To request an interview for a news story, call AU Communications at 202-885-5950 or submit a request.
See Also
Department of History


  • Spring 2016

    • HIST-396 Selected Topics:Non-Recurring: The Viking World
    • Description
  • Summer 2016

Scholarly, Creative & Professional Activities

Selected Publications

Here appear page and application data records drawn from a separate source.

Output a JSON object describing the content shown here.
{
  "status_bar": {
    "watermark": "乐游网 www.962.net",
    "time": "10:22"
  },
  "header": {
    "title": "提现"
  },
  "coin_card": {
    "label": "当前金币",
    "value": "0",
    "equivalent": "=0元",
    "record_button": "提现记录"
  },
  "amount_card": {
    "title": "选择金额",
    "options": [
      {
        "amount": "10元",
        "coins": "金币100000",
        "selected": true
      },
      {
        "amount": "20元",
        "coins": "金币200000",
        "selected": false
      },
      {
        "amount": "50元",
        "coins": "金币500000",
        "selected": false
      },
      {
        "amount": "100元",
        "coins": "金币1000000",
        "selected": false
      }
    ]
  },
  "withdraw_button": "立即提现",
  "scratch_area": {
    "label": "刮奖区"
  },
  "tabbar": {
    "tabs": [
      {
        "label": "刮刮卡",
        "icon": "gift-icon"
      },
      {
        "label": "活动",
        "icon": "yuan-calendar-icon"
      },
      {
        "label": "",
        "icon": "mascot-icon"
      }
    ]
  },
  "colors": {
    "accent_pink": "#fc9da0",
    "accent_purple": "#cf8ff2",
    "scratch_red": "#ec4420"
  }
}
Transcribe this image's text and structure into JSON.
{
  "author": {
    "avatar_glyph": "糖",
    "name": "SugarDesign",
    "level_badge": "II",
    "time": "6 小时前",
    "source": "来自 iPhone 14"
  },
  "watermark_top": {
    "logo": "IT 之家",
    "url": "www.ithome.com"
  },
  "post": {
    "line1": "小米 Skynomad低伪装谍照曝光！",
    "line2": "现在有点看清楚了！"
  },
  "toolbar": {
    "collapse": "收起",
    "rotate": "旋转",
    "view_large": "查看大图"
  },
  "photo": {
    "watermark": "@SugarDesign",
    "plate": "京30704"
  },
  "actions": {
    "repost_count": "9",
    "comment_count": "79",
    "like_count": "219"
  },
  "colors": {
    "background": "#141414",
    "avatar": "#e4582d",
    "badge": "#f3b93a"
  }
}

  • Episcopal Culture in Late Anglo-Saxon England.  Woodbridge, UK: Boydell and Brewer, 2007.
  • “Review article: Recent approaches to late Anglo-Saxon episcopal culture,” Early Medieval Europe 16 (2008), 89-106.
  • “Court and piety in late Anglo-Saxon England” (co-author with Robin Fleming and Patricia Halpin), Catholic Historical Review 87 (October, 2001), 569-602.
  • "The preferment of royal clerks in the reign of Edward the Confessor,” The Haskins Society Journal: Studies in Medieval History 9 (May, 2001), 159-73.
  • “Archbishop Stigand and the eye of the needle,” Anglo-Norman Studies 16 (1994), 199-220.
  • Articles in The Early Peoples of Britain and Ireland: An Encyclopedia, New Dictionary of National Biography and The World Book Encyclopedia.